*** Opening of DATA SECTION ***
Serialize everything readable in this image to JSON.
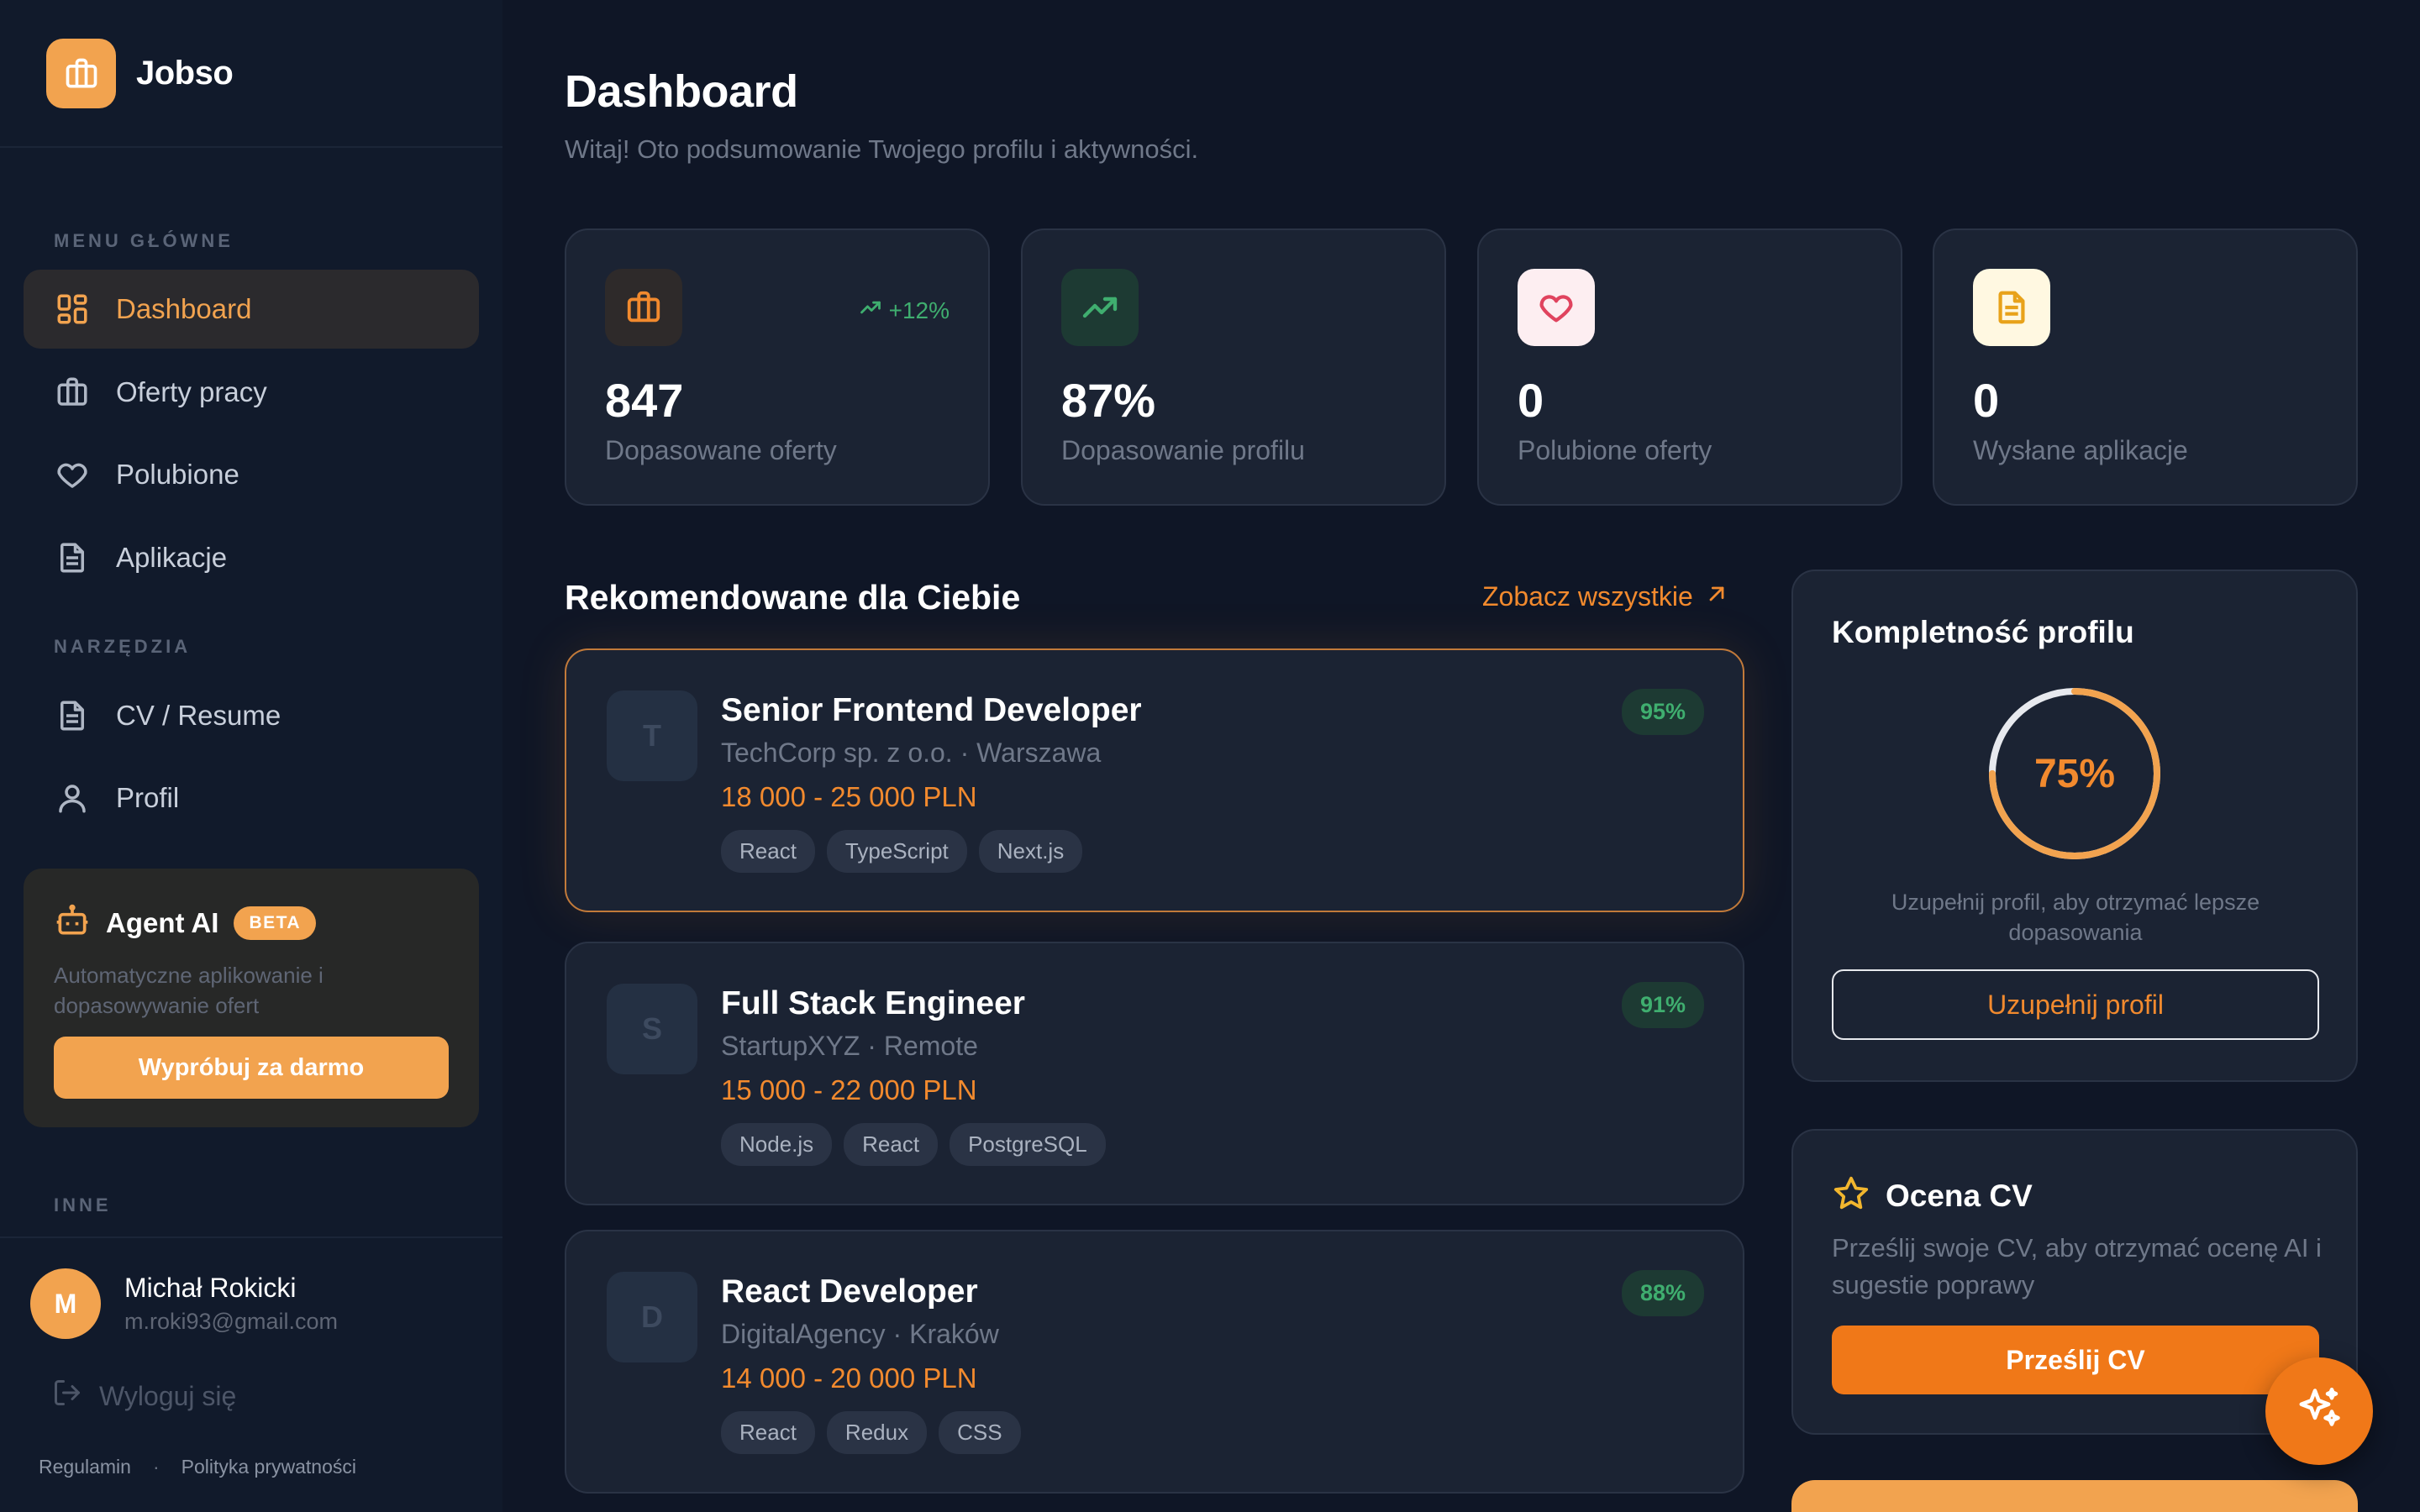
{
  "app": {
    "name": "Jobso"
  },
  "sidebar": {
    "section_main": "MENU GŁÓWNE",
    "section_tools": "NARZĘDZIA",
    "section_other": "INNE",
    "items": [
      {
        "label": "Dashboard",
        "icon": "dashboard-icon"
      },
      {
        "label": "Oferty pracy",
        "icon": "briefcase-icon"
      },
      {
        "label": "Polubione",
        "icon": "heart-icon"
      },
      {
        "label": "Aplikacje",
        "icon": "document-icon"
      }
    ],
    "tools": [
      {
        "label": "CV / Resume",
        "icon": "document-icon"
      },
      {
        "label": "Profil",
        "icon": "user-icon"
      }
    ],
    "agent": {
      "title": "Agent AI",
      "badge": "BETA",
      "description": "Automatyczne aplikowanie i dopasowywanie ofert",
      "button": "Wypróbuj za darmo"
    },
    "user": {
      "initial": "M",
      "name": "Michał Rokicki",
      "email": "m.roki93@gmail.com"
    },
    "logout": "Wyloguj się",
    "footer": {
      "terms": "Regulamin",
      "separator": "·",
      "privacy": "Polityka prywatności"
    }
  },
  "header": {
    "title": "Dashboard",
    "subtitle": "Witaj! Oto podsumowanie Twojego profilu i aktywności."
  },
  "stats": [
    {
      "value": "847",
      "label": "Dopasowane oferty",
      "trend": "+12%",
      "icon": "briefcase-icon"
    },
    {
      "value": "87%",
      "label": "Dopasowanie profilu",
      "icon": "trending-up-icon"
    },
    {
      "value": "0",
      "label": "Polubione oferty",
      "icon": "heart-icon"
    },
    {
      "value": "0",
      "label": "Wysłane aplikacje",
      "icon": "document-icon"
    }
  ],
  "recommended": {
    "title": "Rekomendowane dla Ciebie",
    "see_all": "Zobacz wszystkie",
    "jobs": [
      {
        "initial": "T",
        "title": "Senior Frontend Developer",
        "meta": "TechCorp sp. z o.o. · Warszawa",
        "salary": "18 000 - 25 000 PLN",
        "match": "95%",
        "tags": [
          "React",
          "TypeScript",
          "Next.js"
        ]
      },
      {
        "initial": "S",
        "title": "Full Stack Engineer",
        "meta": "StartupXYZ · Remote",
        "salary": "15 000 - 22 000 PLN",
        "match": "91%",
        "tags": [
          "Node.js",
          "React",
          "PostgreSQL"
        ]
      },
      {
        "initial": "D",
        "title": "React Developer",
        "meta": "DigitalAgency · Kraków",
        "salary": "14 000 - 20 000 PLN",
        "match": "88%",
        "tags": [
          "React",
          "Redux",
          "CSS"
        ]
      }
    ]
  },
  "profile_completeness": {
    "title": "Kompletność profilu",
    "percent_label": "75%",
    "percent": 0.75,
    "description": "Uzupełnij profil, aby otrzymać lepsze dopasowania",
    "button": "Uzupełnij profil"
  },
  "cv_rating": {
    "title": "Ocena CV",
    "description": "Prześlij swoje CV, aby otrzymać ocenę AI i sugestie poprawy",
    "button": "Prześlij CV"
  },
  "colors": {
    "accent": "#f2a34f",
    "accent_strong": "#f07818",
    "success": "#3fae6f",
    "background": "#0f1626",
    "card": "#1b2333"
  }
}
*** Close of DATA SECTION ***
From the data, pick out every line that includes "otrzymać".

    "description": "Uzupełnij profil, aby otrzymać lepsze dopasowania",
    "description": "Prześlij swoje CV, aby otrzymać ocenę AI i sugestie poprawy",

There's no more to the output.